What to produce:
In the data below, which lines hold "ByLayer"? Copy every one.

======== Data under study

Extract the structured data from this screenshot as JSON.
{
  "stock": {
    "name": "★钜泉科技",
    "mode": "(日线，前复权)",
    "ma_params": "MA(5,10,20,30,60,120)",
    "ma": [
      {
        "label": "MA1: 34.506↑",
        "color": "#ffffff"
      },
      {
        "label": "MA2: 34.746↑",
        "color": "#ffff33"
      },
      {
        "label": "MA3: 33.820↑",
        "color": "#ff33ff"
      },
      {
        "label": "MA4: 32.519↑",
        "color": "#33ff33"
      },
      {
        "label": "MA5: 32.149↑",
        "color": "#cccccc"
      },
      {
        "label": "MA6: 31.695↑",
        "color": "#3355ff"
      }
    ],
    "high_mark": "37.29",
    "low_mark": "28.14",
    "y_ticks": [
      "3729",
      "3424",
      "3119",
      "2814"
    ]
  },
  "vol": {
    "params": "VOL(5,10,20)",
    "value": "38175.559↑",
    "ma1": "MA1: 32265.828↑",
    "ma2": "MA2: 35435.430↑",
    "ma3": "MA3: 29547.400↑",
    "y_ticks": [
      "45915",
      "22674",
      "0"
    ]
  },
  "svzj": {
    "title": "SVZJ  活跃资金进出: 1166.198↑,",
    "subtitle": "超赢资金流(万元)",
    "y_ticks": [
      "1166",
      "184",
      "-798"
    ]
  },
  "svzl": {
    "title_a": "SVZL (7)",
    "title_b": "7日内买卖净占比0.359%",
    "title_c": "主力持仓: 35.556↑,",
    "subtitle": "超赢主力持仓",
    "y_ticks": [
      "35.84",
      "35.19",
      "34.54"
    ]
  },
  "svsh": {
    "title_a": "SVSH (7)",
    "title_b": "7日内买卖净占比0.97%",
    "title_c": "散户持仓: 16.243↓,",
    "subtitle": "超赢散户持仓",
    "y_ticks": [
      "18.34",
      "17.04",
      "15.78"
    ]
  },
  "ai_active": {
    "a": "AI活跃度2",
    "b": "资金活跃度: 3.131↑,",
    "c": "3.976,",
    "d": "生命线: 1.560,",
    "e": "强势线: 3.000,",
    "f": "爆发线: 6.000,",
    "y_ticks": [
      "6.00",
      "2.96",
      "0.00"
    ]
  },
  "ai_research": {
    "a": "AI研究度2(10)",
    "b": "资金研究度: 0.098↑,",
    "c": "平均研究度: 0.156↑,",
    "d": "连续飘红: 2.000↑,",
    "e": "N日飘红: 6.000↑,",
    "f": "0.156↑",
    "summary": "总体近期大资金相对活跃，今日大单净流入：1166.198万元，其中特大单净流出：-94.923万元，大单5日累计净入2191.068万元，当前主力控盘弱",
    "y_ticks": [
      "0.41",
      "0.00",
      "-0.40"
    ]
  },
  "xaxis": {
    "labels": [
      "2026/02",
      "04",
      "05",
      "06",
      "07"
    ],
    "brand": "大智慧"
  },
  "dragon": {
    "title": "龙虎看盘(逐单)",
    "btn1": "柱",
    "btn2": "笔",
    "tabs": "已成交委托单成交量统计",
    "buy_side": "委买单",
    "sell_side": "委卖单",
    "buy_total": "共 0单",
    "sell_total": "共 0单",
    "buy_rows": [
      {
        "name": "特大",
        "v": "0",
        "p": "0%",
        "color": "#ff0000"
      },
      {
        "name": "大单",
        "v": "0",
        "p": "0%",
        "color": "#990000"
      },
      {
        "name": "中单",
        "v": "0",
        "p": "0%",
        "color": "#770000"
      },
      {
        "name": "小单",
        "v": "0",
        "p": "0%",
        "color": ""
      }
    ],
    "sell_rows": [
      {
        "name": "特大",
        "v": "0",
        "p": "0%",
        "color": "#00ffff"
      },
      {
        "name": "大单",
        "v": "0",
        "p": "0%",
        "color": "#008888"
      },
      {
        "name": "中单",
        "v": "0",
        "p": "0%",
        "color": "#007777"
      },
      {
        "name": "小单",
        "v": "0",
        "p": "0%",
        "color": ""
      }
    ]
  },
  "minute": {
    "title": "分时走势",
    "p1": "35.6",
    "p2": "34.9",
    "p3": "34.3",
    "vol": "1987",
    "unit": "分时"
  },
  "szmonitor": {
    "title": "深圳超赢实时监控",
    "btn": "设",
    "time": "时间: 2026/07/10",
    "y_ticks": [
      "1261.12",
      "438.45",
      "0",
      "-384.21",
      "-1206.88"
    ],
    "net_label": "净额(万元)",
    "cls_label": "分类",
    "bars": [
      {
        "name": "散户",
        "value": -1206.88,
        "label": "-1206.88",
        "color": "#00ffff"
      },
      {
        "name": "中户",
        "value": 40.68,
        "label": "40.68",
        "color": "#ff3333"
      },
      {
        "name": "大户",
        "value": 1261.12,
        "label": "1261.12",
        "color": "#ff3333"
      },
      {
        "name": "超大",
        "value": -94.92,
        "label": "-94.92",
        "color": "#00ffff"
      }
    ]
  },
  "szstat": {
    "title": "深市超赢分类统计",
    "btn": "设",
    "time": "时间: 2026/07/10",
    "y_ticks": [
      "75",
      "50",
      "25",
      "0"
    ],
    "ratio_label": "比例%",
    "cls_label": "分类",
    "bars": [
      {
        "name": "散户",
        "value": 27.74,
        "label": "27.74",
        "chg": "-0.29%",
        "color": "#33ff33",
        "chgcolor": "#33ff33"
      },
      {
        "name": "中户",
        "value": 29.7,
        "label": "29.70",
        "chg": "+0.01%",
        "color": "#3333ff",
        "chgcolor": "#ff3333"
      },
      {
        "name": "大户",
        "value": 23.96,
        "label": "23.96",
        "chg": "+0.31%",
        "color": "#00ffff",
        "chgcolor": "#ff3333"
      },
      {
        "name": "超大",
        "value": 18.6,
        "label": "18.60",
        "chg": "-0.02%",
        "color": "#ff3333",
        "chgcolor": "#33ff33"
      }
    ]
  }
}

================
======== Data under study

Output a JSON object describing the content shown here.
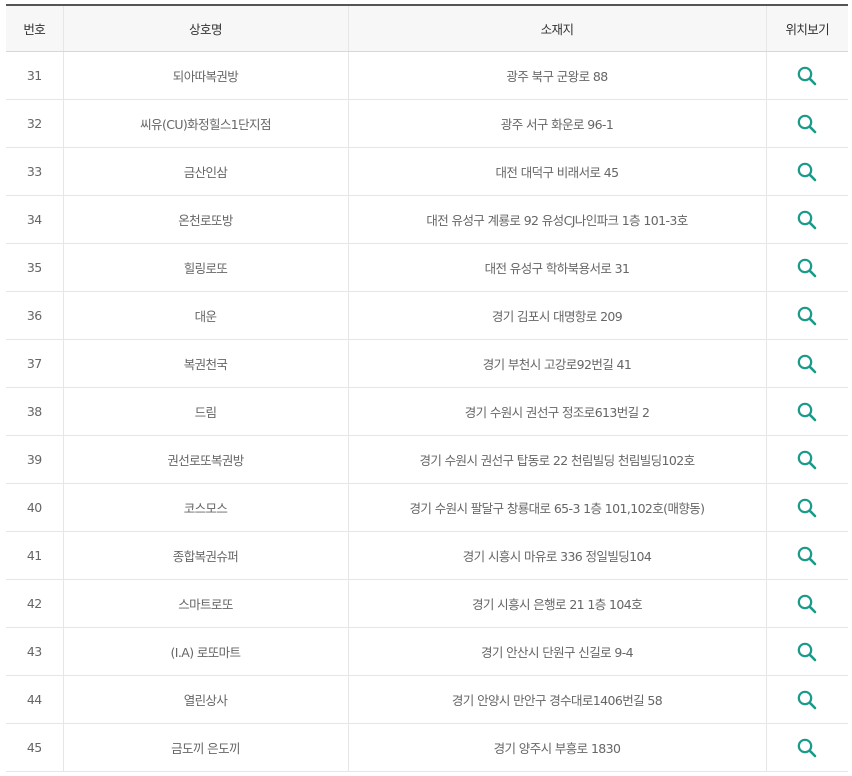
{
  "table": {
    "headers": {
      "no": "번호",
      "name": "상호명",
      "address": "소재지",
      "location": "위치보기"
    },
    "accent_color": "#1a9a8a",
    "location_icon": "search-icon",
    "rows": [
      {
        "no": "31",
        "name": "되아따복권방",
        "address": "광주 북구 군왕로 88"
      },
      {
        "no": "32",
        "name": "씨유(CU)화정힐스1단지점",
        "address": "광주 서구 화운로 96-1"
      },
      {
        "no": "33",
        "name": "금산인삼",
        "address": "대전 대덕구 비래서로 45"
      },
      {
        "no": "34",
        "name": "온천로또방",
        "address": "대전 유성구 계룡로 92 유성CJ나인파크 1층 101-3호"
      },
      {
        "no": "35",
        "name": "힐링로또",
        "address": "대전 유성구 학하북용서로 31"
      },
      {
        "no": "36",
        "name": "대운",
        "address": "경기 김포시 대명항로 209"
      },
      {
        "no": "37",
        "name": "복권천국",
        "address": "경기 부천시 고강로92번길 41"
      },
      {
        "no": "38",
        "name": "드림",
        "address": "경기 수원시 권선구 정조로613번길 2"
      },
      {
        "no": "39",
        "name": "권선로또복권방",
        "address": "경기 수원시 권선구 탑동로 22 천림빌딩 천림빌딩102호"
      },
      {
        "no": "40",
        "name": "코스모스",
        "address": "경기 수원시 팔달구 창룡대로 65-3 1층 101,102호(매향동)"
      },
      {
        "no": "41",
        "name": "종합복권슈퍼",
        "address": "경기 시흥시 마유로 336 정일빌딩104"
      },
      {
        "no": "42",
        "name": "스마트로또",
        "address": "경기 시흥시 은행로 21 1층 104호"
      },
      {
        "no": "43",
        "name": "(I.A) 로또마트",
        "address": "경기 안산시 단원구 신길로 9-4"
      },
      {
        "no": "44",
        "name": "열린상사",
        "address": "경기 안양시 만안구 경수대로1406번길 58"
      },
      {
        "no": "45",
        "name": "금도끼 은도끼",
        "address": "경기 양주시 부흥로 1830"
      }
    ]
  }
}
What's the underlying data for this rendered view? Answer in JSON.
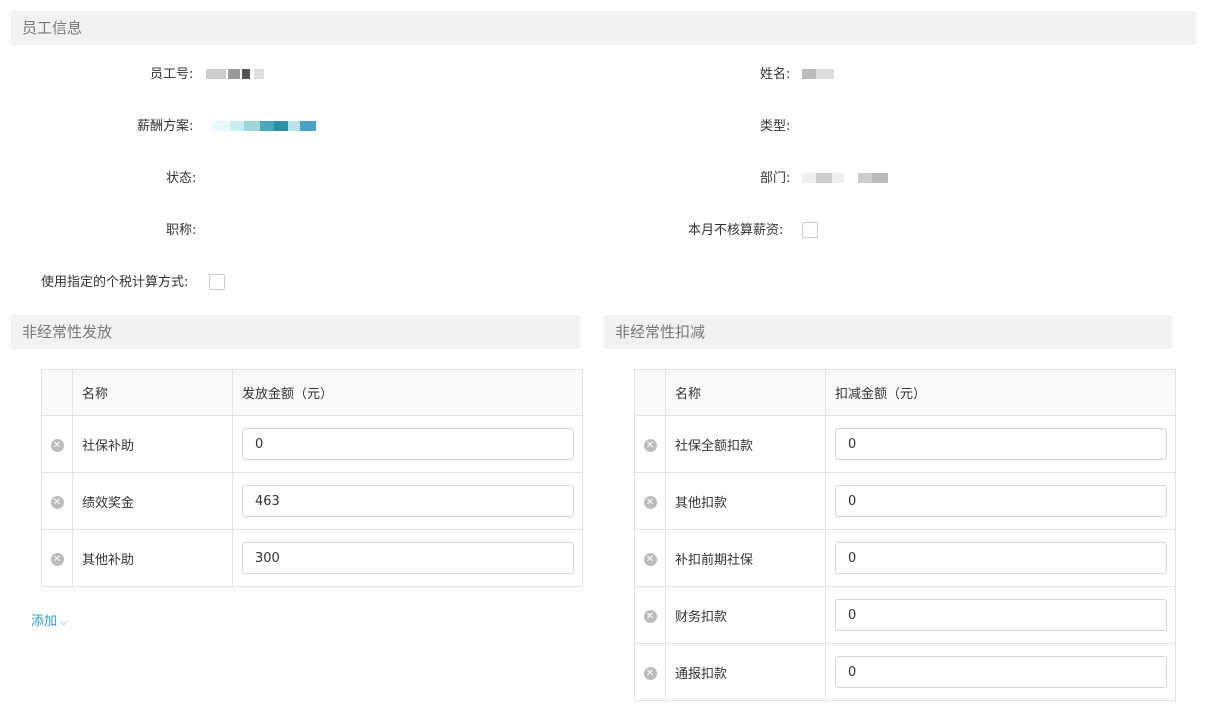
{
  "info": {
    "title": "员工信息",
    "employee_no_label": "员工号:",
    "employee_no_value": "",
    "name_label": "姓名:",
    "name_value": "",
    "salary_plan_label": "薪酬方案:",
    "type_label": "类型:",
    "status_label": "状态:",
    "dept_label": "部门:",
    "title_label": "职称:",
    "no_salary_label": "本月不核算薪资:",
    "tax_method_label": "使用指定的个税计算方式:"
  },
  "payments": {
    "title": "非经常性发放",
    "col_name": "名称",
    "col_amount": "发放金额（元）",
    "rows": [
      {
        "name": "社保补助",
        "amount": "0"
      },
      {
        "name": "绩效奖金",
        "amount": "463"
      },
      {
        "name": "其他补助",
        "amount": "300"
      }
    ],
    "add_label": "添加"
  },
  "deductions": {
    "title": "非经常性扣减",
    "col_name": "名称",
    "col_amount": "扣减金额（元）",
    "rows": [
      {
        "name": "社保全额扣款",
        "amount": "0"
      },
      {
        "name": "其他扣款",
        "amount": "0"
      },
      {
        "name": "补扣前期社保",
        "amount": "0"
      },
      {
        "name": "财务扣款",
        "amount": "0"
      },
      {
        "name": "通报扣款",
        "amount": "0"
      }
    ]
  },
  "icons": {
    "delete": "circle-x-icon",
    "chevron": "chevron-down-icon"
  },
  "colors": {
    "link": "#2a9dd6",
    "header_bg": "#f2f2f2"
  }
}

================
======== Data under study

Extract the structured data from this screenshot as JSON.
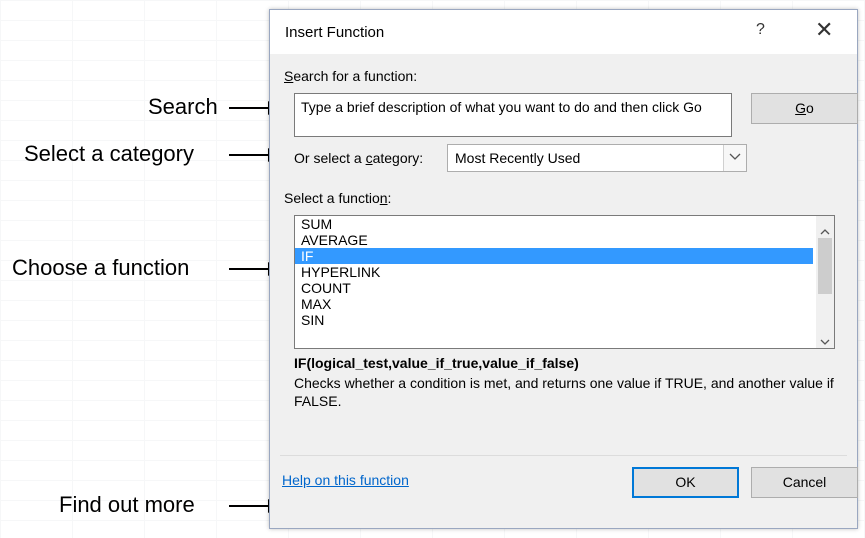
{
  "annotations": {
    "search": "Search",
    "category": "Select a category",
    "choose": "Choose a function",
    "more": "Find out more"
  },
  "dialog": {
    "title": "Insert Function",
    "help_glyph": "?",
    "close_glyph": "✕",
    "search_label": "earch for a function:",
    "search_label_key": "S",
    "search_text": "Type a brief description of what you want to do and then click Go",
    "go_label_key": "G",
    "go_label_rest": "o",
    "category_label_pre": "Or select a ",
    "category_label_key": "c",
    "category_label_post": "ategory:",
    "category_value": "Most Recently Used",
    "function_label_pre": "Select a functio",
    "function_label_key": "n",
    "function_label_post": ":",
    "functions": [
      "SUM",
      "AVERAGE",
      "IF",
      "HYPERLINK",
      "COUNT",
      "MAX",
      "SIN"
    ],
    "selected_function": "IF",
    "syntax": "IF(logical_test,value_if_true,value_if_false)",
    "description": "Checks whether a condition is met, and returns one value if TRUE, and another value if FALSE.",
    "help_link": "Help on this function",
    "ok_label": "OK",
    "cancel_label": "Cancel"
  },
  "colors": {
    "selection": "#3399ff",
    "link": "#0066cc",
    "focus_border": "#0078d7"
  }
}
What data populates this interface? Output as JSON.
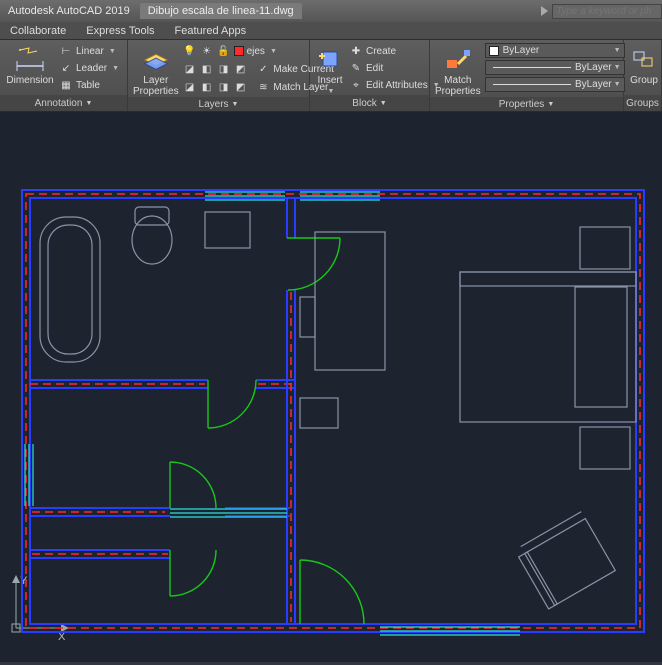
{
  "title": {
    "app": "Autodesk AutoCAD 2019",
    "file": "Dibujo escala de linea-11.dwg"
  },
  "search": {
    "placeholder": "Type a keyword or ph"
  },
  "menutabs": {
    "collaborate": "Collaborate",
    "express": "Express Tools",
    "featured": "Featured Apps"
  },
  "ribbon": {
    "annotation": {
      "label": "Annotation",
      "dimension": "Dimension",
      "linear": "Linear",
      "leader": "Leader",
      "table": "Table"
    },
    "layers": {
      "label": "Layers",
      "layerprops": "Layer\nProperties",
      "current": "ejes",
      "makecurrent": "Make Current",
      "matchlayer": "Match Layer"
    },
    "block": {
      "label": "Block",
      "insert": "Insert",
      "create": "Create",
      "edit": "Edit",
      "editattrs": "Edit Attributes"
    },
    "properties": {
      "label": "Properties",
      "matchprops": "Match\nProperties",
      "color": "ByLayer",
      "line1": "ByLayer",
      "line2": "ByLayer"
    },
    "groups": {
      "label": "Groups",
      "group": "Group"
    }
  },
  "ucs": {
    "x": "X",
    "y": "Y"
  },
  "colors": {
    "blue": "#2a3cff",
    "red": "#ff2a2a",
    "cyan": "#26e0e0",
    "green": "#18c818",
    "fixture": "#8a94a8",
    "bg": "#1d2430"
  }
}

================

Task answer:
      "color": "ByLayer",
      "line1": "ByLayer",
      "line2": "ByLayer"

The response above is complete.